Eve runs terrifying, darkly hilarious rings around the rest of her family, and if Happy End is not quite the biting anti-bourgeois satire it makes a claim at being, its toxic family ties more than make up for this. It’s funny and shudderingly tense, acted to perfection by its superb cast. Best of the bunch are Trintignant and Harduin (Huppert’s talent are slightly wasted), and their dynamic is Happy End’s most engaging story strand.
Despite the 72 year age gap between them, Georges and Eve are the only members of the Laurent clan who really understand one another. A scene in Georges’s study as the pair exchange confessions is utterly transfixing, Harduin letting fear and respect seep into her performance for the first time and Trintignant getting across with expert subtlety the excitement at finding someone else with the same distaste for life as him.
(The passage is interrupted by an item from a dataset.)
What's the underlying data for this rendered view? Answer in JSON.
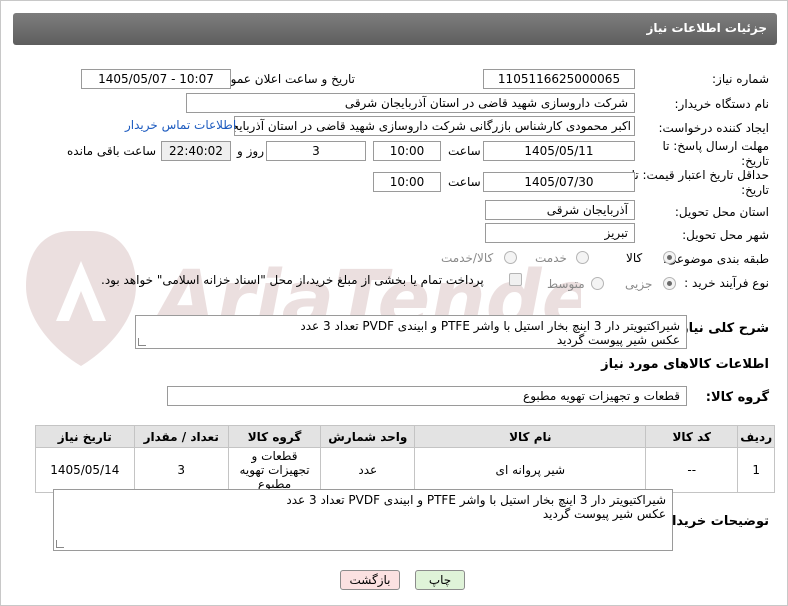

This bizarre alliance culminates in Happy End’s really tremendous ending, capped by a final shot that is miserable, hilarious, and wonderfully absurd.
It’s captured, as is a decent chunk of the film, through Eve’s iPhone camera, which she uses to broadcast all her life’s darkest moments over Facebook Live, one of many distressing, but not clichéd, uses of communications technology over the course of the film. Thomas is engaged in a sordid affair, even though he has a new baby with his second wife Anais (Laura Verlinden), and their email and chat exchanges are brutally explicit. Our insight into these messages, loaded with imagery so filthy that involuntary laughter is the only real response, feels more voyeuristic than a thousand physical sex scenes. Inevitably, Eve discovers this infidelity, and her confrontation with her father about it is gut-churning.
None of this is new territory for Haneke, and the sudden shocking outbursts of violence that one flinchingly anticipates in his films arrive here more understated than usual, but it’s hard to begrudge his sticking to his conventions when they’re still this effective. With the Calais setting, the migrant crisis gets surprisingly little play, but we’re focused on a narcissistic, self-aggrandising family for whom these people in crisis are merely a backdrop to their self-inflicted problems. It’s a powerfully nasty message contained in a film that you’ll be immensely entertained by, even if you feel a little guilty for enjoying its suffering so much.